Common in active people, neuromas are a nerve that is a little prominent and is being pinched usually by a couple of bones in the foot. It is typically located right around the middle toe, and you might feel some numbness or shooting pains going up or down your foot.
It could be related to walking barefoot or running. Again, I suggest shoe modification. A neuroma pad can be placed into your shoes that will help spread the metatarsal heads apart so they don’t pinch on that nerve. Injections are also a viable option. If none of that is working, a surgical excision can be performed.
Frequently asked questions
When is ankle replacement your best option, and who are good candidates for ankle replacement?
Ankle replacement over the last 20 years has come a long way. The designs we have today are excellently engineered and offer great relief for patients.
Good candidates for total ankle replacement should have a body mass index lower than 25 and age over 65. The patient should be active but not into extreme activities. Anyone who walks, hikes, plays tennis or golf are good candidates. People with previous infections in the ankle and anybody with a large ankle deformity are not good candidates.
When going to receive an ankle replacement, one thing I counsel people about is that you should expect within 10 years to require another procedure of some sort to either clean up the bone bone spurs that have formed or to fill in some areas that the bone has eroded with bone grafting. The ankle replacements themselves last around 18-20 years, but after that point you may need to start replacing some components.
Ankle fusion is another procedure that has a similar success rate to the ankle replacement. Unlike the ankle replacement, once the ankle fusion is performed, no other future procedures should be expected.
With an onset of help pain, should I stop exercise walking?
Once your develop heel pain, the first question you should ask yourself is, “am I wearing the right shoe?” You need to make sure that the shoes aren’t too old, aren’t worn out, and are appropriate for the activities you do.
Activity modification is usually what I recommend first. You can combine activity modification with anti-inflammatories and begin some stretching exercises to try and subside the symptoms before they get out of control.
Switch up your exercises. Try biking or elliptical training for instance. If symptoms aren’t getting better after about four weeks, I would make an appointment with your physician and consider starting formal physical therapy sessions.
What can be done about a broken ankle that never fully healed?
A lot of things could going on here.
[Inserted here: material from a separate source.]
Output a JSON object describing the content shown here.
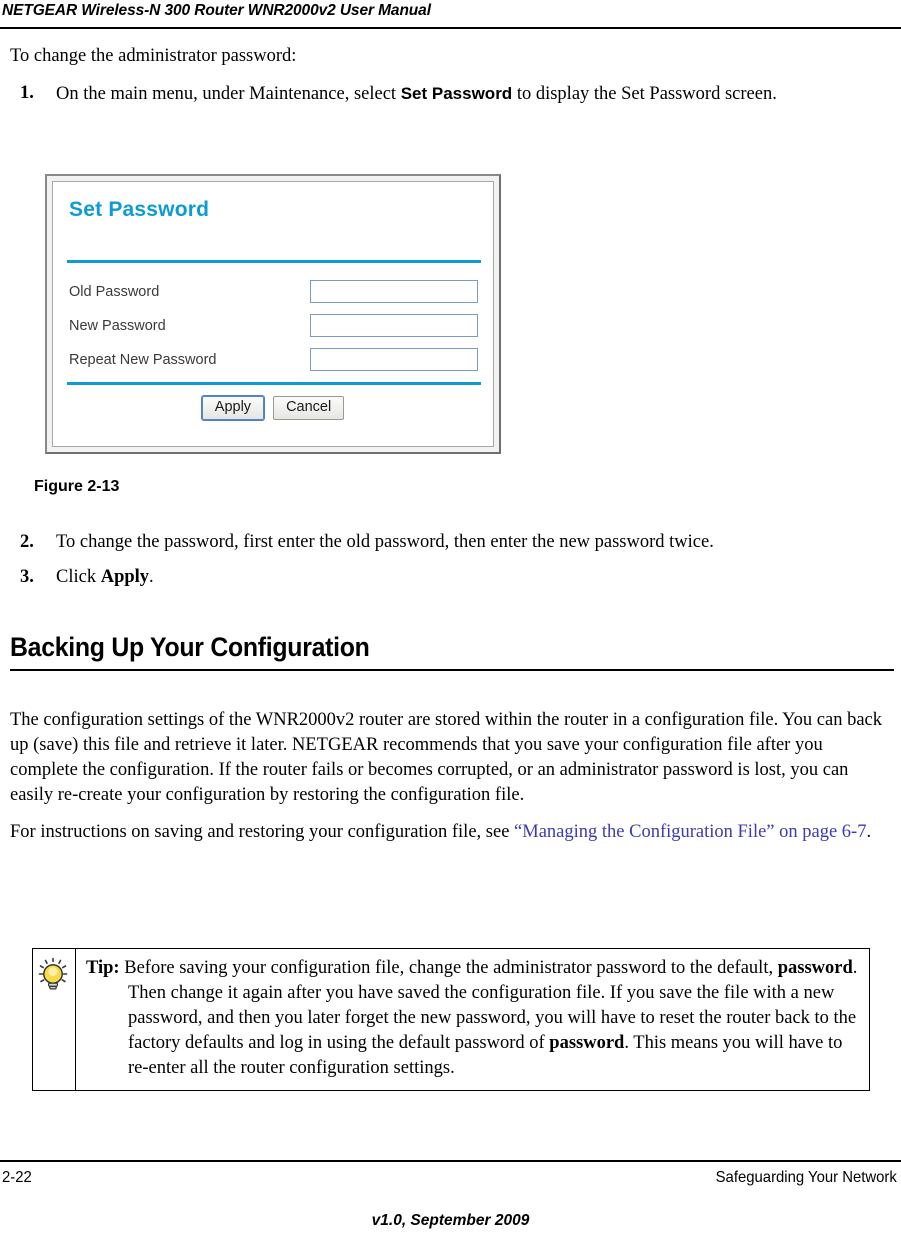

There could be a malunion where the bone heals but not in the correct position, or it could be a non-union where the bone never healed. That can be painful if the ligaments are damaged which is very common. If the ligaments are causing instability, that could be the source of your pain.
There’s a lot that we can do. Depending on how bad the malunion is, we can fix that by literally going in and breaking the ankle again and then fixing it correctly. For a non-union, we can fix that surgically as well.